Zoltán Kovács, official spokesman for the office of Hungarian Prime Minister Viktor Orbán, claims the “rigged media” turned his prime minister “into a racist overnight” by deliberately misrepresenting his recent comments on ethnicity.
During his speech, Prime Minister Orbán clarified his recently reported comments on the importance of preserving Hungary’s “ethnic homogeneity” by saying, “Of course, we Hungarians are heterogeneous … even if you read the names [in this room], you’d have everything from Bunjevci to Swabian [a reference to ethnic groups in the region]”.

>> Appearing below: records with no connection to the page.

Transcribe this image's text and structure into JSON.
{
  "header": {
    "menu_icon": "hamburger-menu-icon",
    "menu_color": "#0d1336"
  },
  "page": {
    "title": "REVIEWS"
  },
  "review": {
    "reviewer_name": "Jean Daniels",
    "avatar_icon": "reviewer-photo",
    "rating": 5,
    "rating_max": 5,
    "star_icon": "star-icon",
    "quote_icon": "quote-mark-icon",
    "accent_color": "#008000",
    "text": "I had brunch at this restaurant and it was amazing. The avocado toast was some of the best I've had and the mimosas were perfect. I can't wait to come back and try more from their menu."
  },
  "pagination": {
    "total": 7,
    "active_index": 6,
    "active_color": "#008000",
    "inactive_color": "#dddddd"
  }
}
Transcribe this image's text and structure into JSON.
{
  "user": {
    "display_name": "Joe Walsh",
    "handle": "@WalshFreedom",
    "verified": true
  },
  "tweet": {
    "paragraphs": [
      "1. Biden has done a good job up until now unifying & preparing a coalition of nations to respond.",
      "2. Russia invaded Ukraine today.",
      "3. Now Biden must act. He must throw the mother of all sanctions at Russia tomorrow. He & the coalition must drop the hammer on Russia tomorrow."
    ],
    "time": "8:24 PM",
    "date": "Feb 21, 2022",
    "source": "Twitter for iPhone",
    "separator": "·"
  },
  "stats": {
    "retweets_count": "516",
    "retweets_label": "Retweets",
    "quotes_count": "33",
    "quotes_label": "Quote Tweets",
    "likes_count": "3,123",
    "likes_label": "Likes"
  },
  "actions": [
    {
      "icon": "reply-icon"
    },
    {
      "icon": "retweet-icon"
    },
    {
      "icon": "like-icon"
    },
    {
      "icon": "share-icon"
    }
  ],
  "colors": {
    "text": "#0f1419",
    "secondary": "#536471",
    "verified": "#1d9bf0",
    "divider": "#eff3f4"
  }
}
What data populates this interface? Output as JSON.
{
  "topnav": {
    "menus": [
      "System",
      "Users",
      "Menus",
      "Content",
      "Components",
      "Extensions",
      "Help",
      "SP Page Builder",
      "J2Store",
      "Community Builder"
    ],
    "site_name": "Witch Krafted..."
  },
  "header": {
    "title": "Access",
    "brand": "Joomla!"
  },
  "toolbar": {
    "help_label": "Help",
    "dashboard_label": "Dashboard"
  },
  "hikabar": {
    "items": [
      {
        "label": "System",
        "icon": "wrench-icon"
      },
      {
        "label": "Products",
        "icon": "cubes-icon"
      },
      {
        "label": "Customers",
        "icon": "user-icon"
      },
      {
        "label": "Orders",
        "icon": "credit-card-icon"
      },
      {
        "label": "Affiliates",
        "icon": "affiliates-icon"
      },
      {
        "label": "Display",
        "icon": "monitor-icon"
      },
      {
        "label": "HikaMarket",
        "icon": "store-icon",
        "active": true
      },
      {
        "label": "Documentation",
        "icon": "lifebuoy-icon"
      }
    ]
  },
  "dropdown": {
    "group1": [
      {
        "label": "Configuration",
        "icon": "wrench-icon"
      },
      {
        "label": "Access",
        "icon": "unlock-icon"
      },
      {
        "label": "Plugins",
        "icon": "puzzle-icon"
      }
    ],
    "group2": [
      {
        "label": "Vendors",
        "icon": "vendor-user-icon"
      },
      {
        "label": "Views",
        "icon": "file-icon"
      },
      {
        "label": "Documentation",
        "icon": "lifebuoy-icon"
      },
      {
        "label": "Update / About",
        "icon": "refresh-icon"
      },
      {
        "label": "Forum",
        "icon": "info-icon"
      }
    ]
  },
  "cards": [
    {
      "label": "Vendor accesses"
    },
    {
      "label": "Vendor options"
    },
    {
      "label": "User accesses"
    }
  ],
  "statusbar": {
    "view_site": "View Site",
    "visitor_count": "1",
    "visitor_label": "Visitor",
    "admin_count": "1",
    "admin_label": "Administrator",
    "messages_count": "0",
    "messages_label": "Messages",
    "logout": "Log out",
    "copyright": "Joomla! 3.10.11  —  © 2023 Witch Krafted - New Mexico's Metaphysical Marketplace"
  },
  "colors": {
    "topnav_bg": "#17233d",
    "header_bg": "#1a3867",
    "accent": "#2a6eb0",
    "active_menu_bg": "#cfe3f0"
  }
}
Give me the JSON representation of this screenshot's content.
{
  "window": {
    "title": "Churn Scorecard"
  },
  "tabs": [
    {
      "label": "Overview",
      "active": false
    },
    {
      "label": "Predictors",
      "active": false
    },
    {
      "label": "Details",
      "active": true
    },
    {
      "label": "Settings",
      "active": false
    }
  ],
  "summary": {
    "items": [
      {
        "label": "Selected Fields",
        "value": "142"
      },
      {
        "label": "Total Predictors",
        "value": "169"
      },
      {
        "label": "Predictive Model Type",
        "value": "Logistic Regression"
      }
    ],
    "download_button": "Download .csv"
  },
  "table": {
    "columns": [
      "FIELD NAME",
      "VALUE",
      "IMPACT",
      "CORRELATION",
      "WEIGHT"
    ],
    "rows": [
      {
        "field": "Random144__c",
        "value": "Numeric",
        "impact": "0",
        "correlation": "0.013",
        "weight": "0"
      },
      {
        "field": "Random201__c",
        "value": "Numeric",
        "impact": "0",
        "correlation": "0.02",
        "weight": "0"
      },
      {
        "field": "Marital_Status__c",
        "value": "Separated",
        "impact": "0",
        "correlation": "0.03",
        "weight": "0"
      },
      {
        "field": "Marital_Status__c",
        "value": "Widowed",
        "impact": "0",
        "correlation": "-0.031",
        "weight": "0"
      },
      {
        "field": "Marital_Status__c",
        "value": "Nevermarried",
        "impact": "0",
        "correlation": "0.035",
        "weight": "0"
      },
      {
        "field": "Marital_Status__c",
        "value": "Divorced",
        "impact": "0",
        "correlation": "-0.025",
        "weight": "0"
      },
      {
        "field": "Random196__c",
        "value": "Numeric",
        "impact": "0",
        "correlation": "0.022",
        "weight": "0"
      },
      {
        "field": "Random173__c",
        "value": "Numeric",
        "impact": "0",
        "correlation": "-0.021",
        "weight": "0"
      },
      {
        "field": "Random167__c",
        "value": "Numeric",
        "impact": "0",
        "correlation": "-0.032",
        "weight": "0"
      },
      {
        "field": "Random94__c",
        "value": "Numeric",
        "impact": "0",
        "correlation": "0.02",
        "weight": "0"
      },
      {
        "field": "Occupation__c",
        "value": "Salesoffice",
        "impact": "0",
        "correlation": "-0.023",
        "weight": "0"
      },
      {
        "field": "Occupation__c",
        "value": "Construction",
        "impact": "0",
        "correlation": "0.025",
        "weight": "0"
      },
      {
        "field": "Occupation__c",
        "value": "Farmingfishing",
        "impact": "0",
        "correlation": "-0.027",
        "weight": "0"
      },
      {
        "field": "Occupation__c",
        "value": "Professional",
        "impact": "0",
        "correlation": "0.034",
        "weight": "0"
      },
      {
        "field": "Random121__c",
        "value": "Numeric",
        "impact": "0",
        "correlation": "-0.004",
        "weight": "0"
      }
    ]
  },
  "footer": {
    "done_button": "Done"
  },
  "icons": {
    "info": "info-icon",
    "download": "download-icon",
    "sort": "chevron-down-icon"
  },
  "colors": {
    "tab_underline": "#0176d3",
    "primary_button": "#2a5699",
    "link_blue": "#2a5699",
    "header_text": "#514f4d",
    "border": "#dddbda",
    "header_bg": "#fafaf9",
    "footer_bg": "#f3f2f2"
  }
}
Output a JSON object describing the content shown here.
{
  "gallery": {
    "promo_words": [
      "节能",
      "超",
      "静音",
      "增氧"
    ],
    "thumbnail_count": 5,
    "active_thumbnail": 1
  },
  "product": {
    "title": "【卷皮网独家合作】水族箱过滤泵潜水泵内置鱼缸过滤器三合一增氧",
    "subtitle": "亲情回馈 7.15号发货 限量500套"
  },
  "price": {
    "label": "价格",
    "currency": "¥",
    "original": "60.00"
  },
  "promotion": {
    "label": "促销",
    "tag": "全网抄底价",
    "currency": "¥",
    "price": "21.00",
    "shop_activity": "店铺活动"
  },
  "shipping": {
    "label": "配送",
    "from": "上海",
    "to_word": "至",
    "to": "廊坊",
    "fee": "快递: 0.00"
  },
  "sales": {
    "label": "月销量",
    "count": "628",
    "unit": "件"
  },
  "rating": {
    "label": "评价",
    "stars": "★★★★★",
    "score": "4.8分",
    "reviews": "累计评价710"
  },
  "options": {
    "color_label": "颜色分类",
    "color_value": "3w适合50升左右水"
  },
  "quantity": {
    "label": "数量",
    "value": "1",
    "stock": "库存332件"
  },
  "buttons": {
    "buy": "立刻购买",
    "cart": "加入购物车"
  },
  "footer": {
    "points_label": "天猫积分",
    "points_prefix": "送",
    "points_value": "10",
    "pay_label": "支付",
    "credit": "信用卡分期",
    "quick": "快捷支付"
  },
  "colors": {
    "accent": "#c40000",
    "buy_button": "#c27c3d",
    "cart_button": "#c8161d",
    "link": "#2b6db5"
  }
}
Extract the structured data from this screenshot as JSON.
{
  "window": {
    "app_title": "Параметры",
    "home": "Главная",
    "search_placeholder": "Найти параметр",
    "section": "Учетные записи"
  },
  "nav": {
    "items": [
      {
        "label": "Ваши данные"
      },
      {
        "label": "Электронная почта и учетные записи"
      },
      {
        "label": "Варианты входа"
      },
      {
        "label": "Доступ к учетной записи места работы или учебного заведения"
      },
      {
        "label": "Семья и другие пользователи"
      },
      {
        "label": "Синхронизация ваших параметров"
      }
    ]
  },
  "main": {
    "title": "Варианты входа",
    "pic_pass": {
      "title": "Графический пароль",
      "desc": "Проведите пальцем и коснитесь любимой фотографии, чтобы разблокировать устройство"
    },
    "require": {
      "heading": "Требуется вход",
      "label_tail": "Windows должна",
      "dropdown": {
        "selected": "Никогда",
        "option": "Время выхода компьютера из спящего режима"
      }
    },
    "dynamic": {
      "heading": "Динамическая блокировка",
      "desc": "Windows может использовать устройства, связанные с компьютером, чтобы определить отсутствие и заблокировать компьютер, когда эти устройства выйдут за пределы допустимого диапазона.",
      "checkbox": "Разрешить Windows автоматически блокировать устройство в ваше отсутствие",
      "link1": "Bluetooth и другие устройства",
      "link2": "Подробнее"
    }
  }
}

“[T]his is a colourfulness within certain limits, [but] we are all from one civilisation … Of course, as we learned from St. Stephen, we welcome everyone.”
By mischaracterising this as a call for a monoracial society along National Socialist lines, says Kovács, the “liberal media” provide “a perfect example of quoting out of context to deliberately twist the meaning and swindle the reader”. He added that “many of the journalists who ran with that distorted version of events never heard or read the speech”.
Kovács asserts that “the loud, ideologically-driven press simply don’t have ears to hear the real meaning of a statement and refuse to report the full picture. Instead, these journalists with an agenda quote out of context and crop the photo” – a reference to a previous incident of media distortion from 2015.
“Set aside the manipulative editing on the part of the journalist and you know that PM Orbán called for the preservation of ethnic homogeneity according to our ‘colourful’ European tradition and history… That’s a big difference. Too bad the rigged media is so blinded by their own bias that they can’t see the difference or don’t want to.”
The Oxford Dictionary defines “ethnicity” as “the fact or state of belonging to a social group that has a common national or cultural tradition” – an umbrella which could easily encompass a multi-racial society, if not a multi-cultural one.
Given the context provided by Kovács, the Hungarian prime minister’s comments may be understood to reflect similar views on “Hyphenated Americanism” expressed by U.S. President Theodore Roosevelt, whose likeness adorns Mount Rushmore today.
“There is no room in this country for hyphenated Americanism. When I refer to hyphenated Americans, I do not refer to naturalised Americans. Some of the very best Americans I have ever known were naturalised Americans, Americans born abroad. But a hyphenated American is not an American at all,” he said in 1915.
“The one absolutely certain way of bringing this nation to ruin, of preventing all possibility of its continuing to be a nation at all, would be to permit it to become a tangle of squabbling nationalities; an intricate knot of German-Americans, Irish-Americans, English-Americans, French-Americans, Scandinavian-Americans or Italian-Americans, each preserving its separate nationality, each at heart feeling more sympathy with Europeans of that nationality, than with the other citizens of the American Republic.”